◆ **Description of the task**
Please say how many lines in the records below contain the word "Permissão". Give the number and nothing more.

◆ **The records**
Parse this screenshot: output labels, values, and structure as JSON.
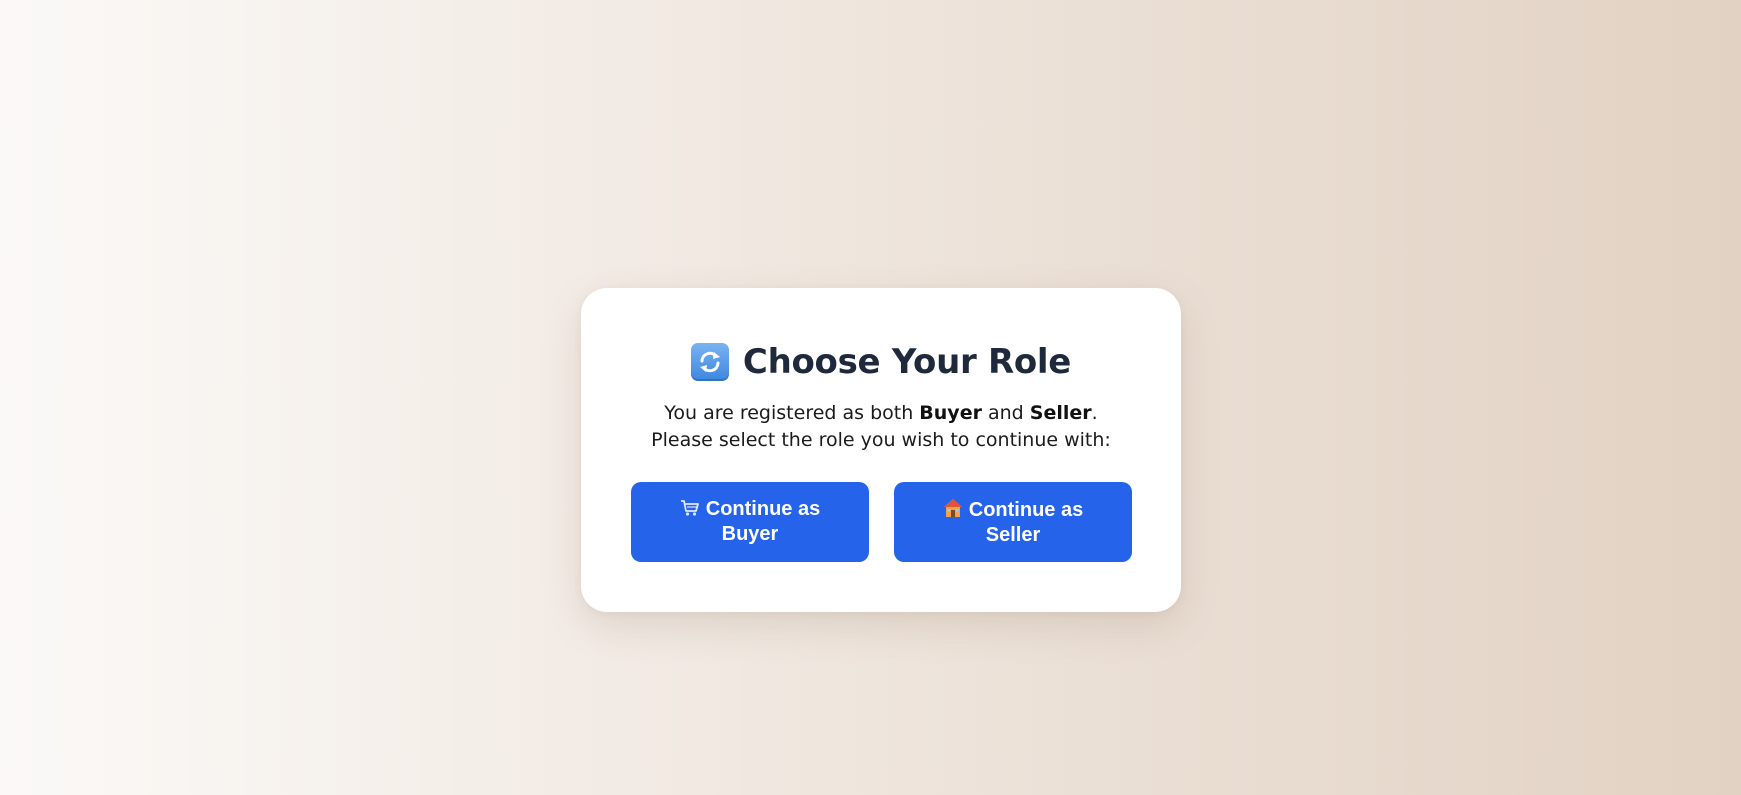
{
  "dialog": {
    "title_icon": "refresh-icon",
    "title": "Choose Your Role",
    "subtitle": {
      "line1_prefix": "You are registered as both ",
      "role_buyer": "Buyer",
      "line1_and": " and ",
      "role_seller": "Seller",
      "line1_suffix": ".",
      "line2": "Please select the role you wish to continue with:"
    },
    "buttons": [
      {
        "icon": "shopping-cart-icon",
        "label": "Continue as Buyer"
      },
      {
        "icon": "house-icon",
        "label": "Continue as Seller"
      }
    ]
  },
  "colors": {
    "primary_button": "#2563eb",
    "title_text": "#1e2a3c",
    "card_background": "#ffffff"
  }
}
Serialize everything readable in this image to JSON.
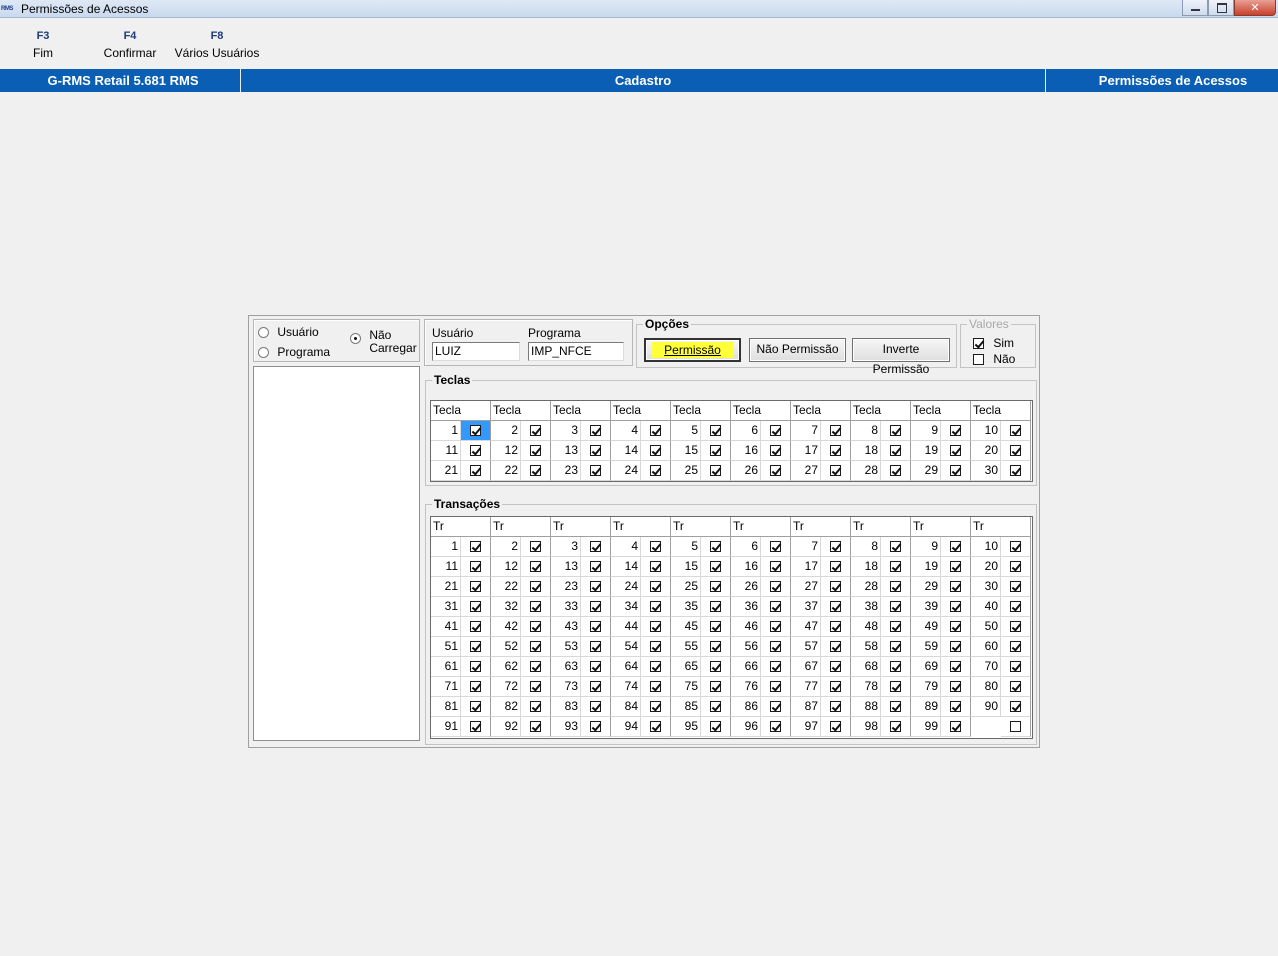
{
  "window": {
    "title": "Permissões de Acessos",
    "logo_text": "RMS"
  },
  "fkeys": [
    {
      "key": "F3",
      "label": "Fim"
    },
    {
      "key": "F4",
      "label": "Confirmar"
    },
    {
      "key": "F8",
      "label": "Vários Usuários"
    }
  ],
  "header": {
    "left": "G-RMS Retail 5.681 RMS",
    "center": "Cadastro",
    "right": "Permissões de Acessos"
  },
  "load_mode": {
    "options": [
      "Usuário",
      "Programa",
      "Não Carregar"
    ],
    "selected": "Não Carregar"
  },
  "fields": {
    "usuario_label": "Usuário",
    "usuario_value": "LUIZ",
    "programa_label": "Programa",
    "programa_value": "IMP_NFCE"
  },
  "opcoes": {
    "title": "Opções",
    "permissao": "Permissão",
    "nao_permissao": "Não Permissão",
    "inverte_permissao": "Inverte Permissão"
  },
  "valores": {
    "title": "Valores",
    "sim": "Sim",
    "nao": "Não",
    "sim_checked": true,
    "nao_checked": false
  },
  "teclas": {
    "title": "Teclas",
    "column_header": "Tecla",
    "columns": 10,
    "rows": 3,
    "selected_cell": 1,
    "unchecked": []
  },
  "transacoes": {
    "title": "Transações",
    "column_header": "Tr",
    "columns": 10,
    "rows": 10,
    "total": 99,
    "unchecked": []
  }
}
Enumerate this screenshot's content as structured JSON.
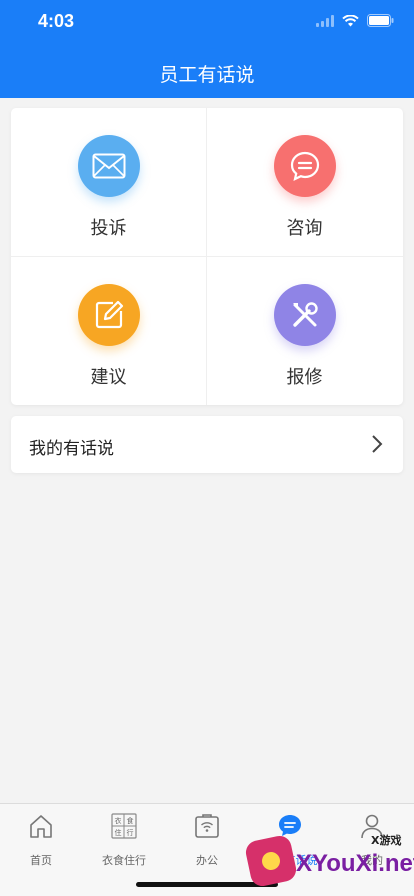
{
  "status_bar": {
    "time": "4:03"
  },
  "header": {
    "title": "员工有话说"
  },
  "grid": {
    "items": [
      {
        "label": "投诉",
        "icon": "envelope-icon",
        "color": "#5aaef0"
      },
      {
        "label": "咨询",
        "icon": "chat-bubble-icon",
        "color": "#f7706f"
      },
      {
        "label": "建议",
        "icon": "edit-icon",
        "color": "#f7a623"
      },
      {
        "label": "报修",
        "icon": "tools-icon",
        "color": "#8f84e6"
      }
    ]
  },
  "my_posts": {
    "label": "我的有话说"
  },
  "tabbar": {
    "tabs": [
      {
        "label": "首页",
        "icon": "home-icon"
      },
      {
        "label": "衣食住行",
        "icon": "grid-services-icon",
        "icon_chars": [
          "衣",
          "食",
          "住",
          "行"
        ]
      },
      {
        "label": "办公",
        "icon": "office-icon"
      },
      {
        "label": "员工有话说",
        "icon": "message-icon",
        "active": true
      },
      {
        "label": "我的",
        "icon": "profile-icon"
      }
    ]
  },
  "watermark": {
    "text": "XYouXi.net",
    "small": "X游戏"
  },
  "colors": {
    "primary": "#1a7ef8",
    "background": "#f3f3f3"
  }
}
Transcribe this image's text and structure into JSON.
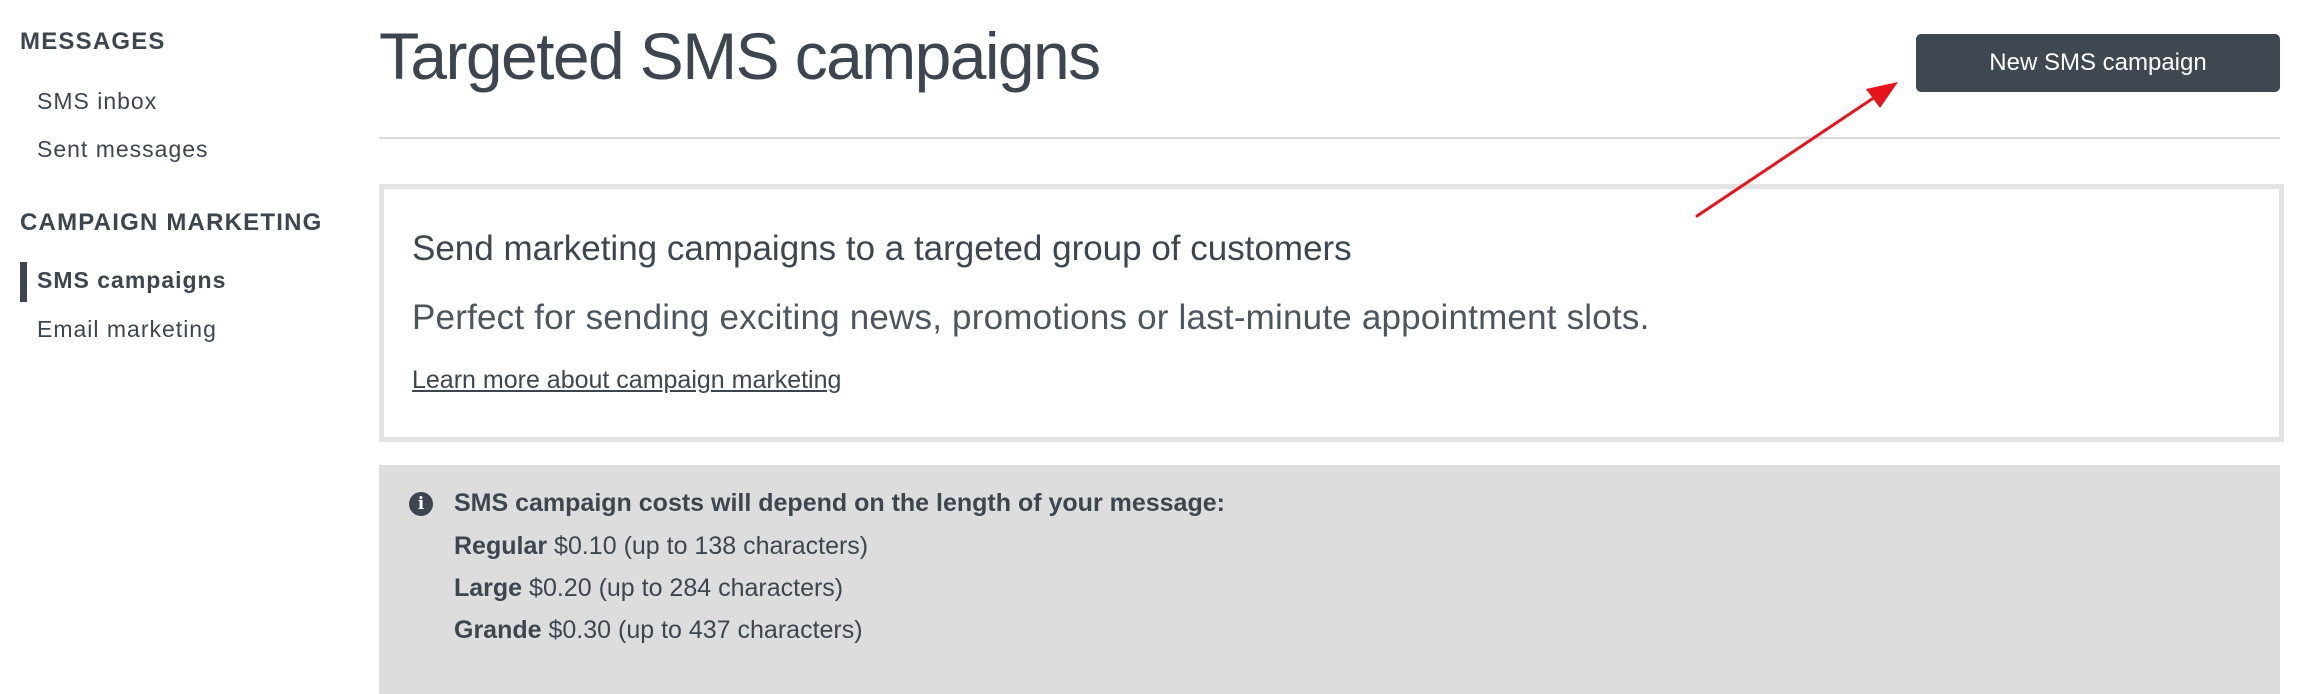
{
  "sidebar": {
    "sections": [
      {
        "heading": "MESSAGES",
        "items": [
          {
            "label": "SMS inbox",
            "active": false
          },
          {
            "label": "Sent messages",
            "active": false
          }
        ]
      },
      {
        "heading": "CAMPAIGN MARKETING",
        "items": [
          {
            "label": "SMS campaigns",
            "active": true
          },
          {
            "label": "Email marketing",
            "active": false
          }
        ]
      }
    ]
  },
  "header": {
    "title": "Targeted SMS campaigns",
    "new_button_label": "New SMS campaign"
  },
  "promo": {
    "title": "Send marketing campaigns to a targeted group of customers",
    "text": "Perfect for sending exciting news, promotions or last-minute appointment slots.",
    "link_label": "Learn more about campaign marketing"
  },
  "info": {
    "icon": "info-icon",
    "heading": "SMS campaign costs will depend on the length of your message:",
    "tiers": [
      {
        "name": "Regular",
        "price": "$0.10",
        "detail": "(up to 138 characters)"
      },
      {
        "name": "Large",
        "price": "$0.20",
        "detail": "(up to 284 characters)"
      },
      {
        "name": "Grande",
        "price": "$0.30",
        "detail": "(up to 437 characters)"
      }
    ]
  },
  "colors": {
    "text": "#3d464f",
    "button_bg": "#3f4850",
    "info_bg": "#dddddd",
    "promo_border": "#e3e3e3",
    "annotation_arrow": "#e8141c"
  }
}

◆ **Response area**
3